* **Task to complete**:
Give the records again in full, exactly as they are.

-- Exercise data follows --

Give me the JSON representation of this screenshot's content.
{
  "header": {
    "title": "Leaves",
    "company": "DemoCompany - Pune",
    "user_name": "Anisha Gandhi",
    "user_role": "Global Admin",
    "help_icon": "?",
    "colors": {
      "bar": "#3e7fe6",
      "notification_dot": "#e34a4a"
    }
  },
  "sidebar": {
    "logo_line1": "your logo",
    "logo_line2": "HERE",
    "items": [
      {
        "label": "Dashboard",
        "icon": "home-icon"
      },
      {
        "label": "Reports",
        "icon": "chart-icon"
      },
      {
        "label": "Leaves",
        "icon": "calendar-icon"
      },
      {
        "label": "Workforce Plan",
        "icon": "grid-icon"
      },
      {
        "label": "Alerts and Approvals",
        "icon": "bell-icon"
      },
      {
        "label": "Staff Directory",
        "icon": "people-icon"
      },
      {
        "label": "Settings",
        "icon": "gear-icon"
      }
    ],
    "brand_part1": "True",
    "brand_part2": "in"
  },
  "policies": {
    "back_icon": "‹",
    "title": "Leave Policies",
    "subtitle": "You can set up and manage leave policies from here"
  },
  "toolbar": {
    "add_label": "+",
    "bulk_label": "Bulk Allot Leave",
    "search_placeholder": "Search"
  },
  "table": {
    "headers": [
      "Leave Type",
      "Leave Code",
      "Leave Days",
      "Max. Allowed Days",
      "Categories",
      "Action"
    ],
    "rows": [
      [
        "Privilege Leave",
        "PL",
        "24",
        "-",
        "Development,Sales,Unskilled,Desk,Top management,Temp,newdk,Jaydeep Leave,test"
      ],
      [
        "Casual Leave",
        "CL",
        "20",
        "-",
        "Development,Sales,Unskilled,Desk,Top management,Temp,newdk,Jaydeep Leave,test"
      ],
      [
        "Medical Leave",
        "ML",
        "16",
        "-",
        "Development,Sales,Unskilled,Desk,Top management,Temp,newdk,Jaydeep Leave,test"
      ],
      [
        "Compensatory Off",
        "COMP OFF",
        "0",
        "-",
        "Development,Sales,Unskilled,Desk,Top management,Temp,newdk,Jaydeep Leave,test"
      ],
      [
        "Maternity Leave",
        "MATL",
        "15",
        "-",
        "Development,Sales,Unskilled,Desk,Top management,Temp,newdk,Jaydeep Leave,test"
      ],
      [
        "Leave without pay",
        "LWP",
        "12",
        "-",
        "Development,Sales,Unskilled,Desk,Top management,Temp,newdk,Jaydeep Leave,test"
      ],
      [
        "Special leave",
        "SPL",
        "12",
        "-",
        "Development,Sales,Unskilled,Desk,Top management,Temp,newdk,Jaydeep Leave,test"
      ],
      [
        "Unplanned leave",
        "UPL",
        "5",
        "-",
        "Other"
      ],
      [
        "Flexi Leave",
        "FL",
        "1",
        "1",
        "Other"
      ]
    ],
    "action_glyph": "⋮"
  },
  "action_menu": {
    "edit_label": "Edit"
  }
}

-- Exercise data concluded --

* **Output of the task**:
Give me the JSON representation of this screenshot's content.
{
  "header": {
    "title": "Leaves",
    "company": "DemoCompany - Pune",
    "user_name": "Anisha Gandhi",
    "user_role": "Global Admin",
    "help_icon": "?",
    "colors": {
      "bar": "#3e7fe6",
      "notification_dot": "#e34a4a"
    }
  },
  "sidebar": {
    "logo_line1": "your logo",
    "logo_line2": "HERE",
    "items": [
      {
        "label": "Dashboard",
        "icon": "home-icon"
      },
      {
        "label": "Reports",
        "icon": "chart-icon"
      },
      {
        "label": "Leaves",
        "icon": "calendar-icon"
      },
      {
        "label": "Workforce Plan",
        "icon": "grid-icon"
      },
      {
        "label": "Alerts and Approvals",
        "icon": "bell-icon"
      },
      {
        "label": "Staff Directory",
        "icon": "people-icon"
      },
      {
        "label": "Settings",
        "icon": "gear-icon"
      }
    ],
    "brand_part1": "True",
    "brand_part2": "in"
  },
  "policies": {
    "back_icon": "‹",
    "title": "Leave Policies",
    "subtitle": "You can set up and manage leave policies from here"
  },
  "toolbar": {
    "add_label": "+",
    "bulk_label": "Bulk Allot Leave",
    "search_placeholder": "Search"
  },
  "table": {
    "headers": [
      "Leave Type",
      "Leave Code",
      "Leave Days",
      "Max. Allowed Days",
      "Categories",
      "Action"
    ],
    "rows": [
      [
        "Privilege Leave",
        "PL",
        "24",
        "-",
        "Development,Sales,Unskilled,Desk,Top management,Temp,newdk,Jaydeep Leave,test"
      ],
      [
        "Casual Leave",
        "CL",
        "20",
        "-",
        "Development,Sales,Unskilled,Desk,Top management,Temp,newdk,Jaydeep Leave,test"
      ],
      [
        "Medical Leave",
        "ML",
        "16",
        "-",
        "Development,Sales,Unskilled,Desk,Top management,Temp,newdk,Jaydeep Leave,test"
      ],
      [
        "Compensatory Off",
        "COMP OFF",
        "0",
        "-",
        "Development,Sales,Unskilled,Desk,Top management,Temp,newdk,Jaydeep Leave,test"
      ],
      [
        "Maternity Leave",
        "MATL",
        "15",
        "-",
        "Development,Sales,Unskilled,Desk,Top management,Temp,newdk,Jaydeep Leave,test"
      ],
      [
        "Leave without pay",
        "LWP",
        "12",
        "-",
        "Development,Sales,Unskilled,Desk,Top management,Temp,newdk,Jaydeep Leave,test"
      ],
      [
        "Special leave",
        "SPL",
        "12",
        "-",
        "Development,Sales,Unskilled,Desk,Top management,Temp,newdk,Jaydeep Leave,test"
      ],
      [
        "Unplanned leave",
        "UPL",
        "5",
        "-",
        "Other"
      ],
      [
        "Flexi Leave",
        "FL",
        "1",
        "1",
        "Other"
      ]
    ],
    "action_glyph": "⋮"
  },
  "action_menu": {
    "edit_label": "Edit"
  }
}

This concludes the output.